Task directions: Make a verbatim copy of all the records.

Records drawn from a dataset:
═══

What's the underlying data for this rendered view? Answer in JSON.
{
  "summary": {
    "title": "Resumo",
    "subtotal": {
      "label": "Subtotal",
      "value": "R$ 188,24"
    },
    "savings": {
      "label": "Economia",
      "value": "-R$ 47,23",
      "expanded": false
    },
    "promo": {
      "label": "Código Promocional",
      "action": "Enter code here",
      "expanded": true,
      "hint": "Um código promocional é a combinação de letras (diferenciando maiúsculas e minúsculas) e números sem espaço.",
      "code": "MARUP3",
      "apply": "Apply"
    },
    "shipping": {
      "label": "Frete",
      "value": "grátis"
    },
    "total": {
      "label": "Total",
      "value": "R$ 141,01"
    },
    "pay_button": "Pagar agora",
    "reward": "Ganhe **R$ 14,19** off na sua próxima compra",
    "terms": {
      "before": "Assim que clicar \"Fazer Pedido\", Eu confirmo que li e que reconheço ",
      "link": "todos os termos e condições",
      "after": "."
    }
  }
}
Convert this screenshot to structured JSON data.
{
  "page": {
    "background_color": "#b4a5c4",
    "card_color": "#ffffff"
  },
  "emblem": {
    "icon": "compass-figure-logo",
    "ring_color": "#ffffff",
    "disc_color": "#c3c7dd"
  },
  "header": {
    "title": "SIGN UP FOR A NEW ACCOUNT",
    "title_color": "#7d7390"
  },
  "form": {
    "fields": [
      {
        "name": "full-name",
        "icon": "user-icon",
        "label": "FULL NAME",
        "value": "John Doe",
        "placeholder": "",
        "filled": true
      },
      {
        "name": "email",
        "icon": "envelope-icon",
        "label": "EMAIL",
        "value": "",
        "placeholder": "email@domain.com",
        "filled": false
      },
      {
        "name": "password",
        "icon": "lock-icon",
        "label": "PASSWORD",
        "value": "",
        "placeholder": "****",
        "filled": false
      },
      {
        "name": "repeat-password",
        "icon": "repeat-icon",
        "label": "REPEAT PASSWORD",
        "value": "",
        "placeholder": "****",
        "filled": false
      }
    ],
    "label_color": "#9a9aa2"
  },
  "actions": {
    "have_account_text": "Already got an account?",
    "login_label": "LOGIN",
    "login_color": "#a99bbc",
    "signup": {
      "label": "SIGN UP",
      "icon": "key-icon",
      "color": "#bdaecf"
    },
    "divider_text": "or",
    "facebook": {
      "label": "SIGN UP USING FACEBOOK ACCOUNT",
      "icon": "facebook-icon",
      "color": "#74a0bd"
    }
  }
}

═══

The completed task:
What's the underlying data for this rendered view? Answer in JSON.
{
  "summary": {
    "title": "Resumo",
    "subtotal": {
      "label": "Subtotal",
      "value": "R$ 188,24"
    },
    "savings": {
      "label": "Economia",
      "value": "-R$ 47,23",
      "expanded": false
    },
    "promo": {
      "label": "Código Promocional",
      "action": "Enter code here",
      "expanded": true,
      "hint": "Um código promocional é a combinação de letras (diferenciando maiúsculas e minúsculas) e números sem espaço.",
      "code": "MARUP3",
      "apply": "Apply"
    },
    "shipping": {
      "label": "Frete",
      "value": "grátis"
    },
    "total": {
      "label": "Total",
      "value": "R$ 141,01"
    },
    "pay_button": "Pagar agora",
    "reward": "Ganhe **R$ 14,19** off na sua próxima compra",
    "terms": {
      "before": "Assim que clicar \"Fazer Pedido\", Eu confirmo que li e que reconheço ",
      "link": "todos os termos e condições",
      "after": "."
    }
  }
}
Convert this screenshot to structured JSON data.
{
  "page": {
    "background_color": "#b4a5c4",
    "card_color": "#ffffff"
  },
  "emblem": {
    "icon": "compass-figure-logo",
    "ring_color": "#ffffff",
    "disc_color": "#c3c7dd"
  },
  "header": {
    "title": "SIGN UP FOR A NEW ACCOUNT",
    "title_color": "#7d7390"
  },
  "form": {
    "fields": [
      {
        "name": "full-name",
        "icon": "user-icon",
        "label": "FULL NAME",
        "value": "John Doe",
        "placeholder": "",
        "filled": true
      },
      {
        "name": "email",
        "icon": "envelope-icon",
        "label": "EMAIL",
        "value": "",
        "placeholder": "email@domain.com",
        "filled": false
      },
      {
        "name": "password",
        "icon": "lock-icon",
        "label": "PASSWORD",
        "value": "",
        "placeholder": "****",
        "filled": false
      },
      {
        "name": "repeat-password",
        "icon": "repeat-icon",
        "label": "REPEAT PASSWORD",
        "value": "",
        "placeholder": "****",
        "filled": false
      }
    ],
    "label_color": "#9a9aa2"
  },
  "actions": {
    "have_account_text": "Already got an account?",
    "login_label": "LOGIN",
    "login_color": "#a99bbc",
    "signup": {
      "label": "SIGN UP",
      "icon": "key-icon",
      "color": "#bdaecf"
    },
    "divider_text": "or",
    "facebook": {
      "label": "SIGN UP USING FACEBOOK ACCOUNT",
      "icon": "facebook-icon",
      "color": "#74a0bd"
    }
  }
}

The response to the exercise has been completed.